Aydin said he received $3,000 for his work and is supposed to receive a few thousand shekels more. He estimated the entire development project cost $30,000.

He said he received his payment not from Life Keeper or SafeSky, but from the IRM dental clinic chain, owned by SafeSky chairman Dr. Amos Bouchnik.

And more information came out about Aharon (Arik) Klein, 44, the serial con man who supposedly developed the patch and the technology. He turns out to have debts of NIS 13.7 million and 70 open cases against him at the Bailiff's Office, all creditors seeking their money. He owes Bank Leumi more than NIS 1.6 million and Bank Hapoalim NIS 538,000, and he still owes his former lawyers for defending him. However, it seems he has no assets whatsoever, no car, no property - nothing in his name.

Judge Hayuta Kochan of the Tel Aviv Magistrate's Court said in 2003 that Klein was a "serial fraud offender and dangerous, who has not learned his lesson, and has operated [criminally] systematically and for an extended period, despite the extended prison term he served and despite the suspended sentence hanging over him."
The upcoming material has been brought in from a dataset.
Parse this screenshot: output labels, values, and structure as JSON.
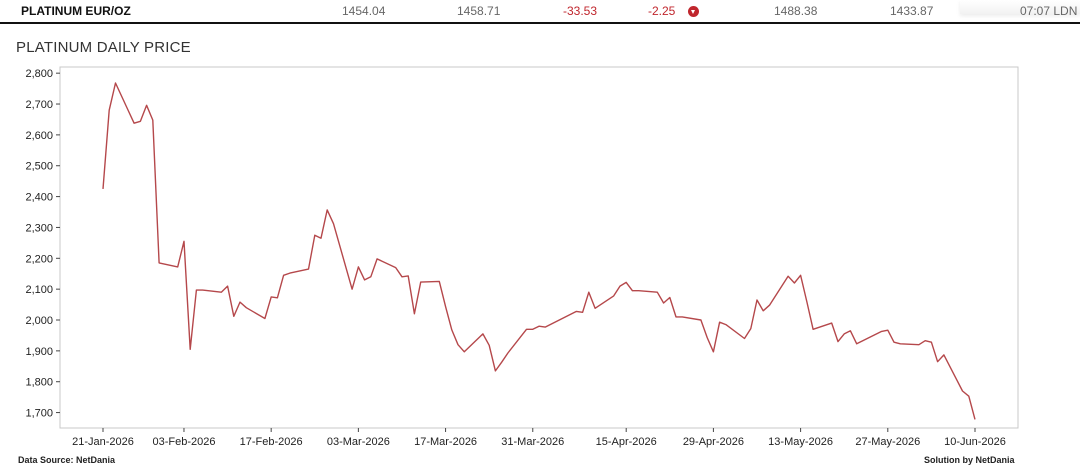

Klein was sentenced to 40 months in prison in 1997, and then 46 months in 2003, plus a 15-month suspended sentence. He was also ordered to pay his victims NIS 300,000. His usual con was convincing others to invest in his business ventures. He would present forged evidence of bank guarantees and letters from foreign companies as evidence of his business - and then would disappear with the funds. He often covered his debts with forged checks, set up shell companies and bank accounts and rolled debts between them.

It also seems that Klein, who was living outside of Israel for two years, from May 2006 to April 2008, left behind big debts and troubles in Cyprus, too. The brother of an Israeli who worked for Klein and SafeSky there told TheMarker that a business partner there is accusing him of pulling the same trick and leaving behind "scorched earth," bringing in investment partners and taking their money. It seems the police in Cyprus are also looking for Klein.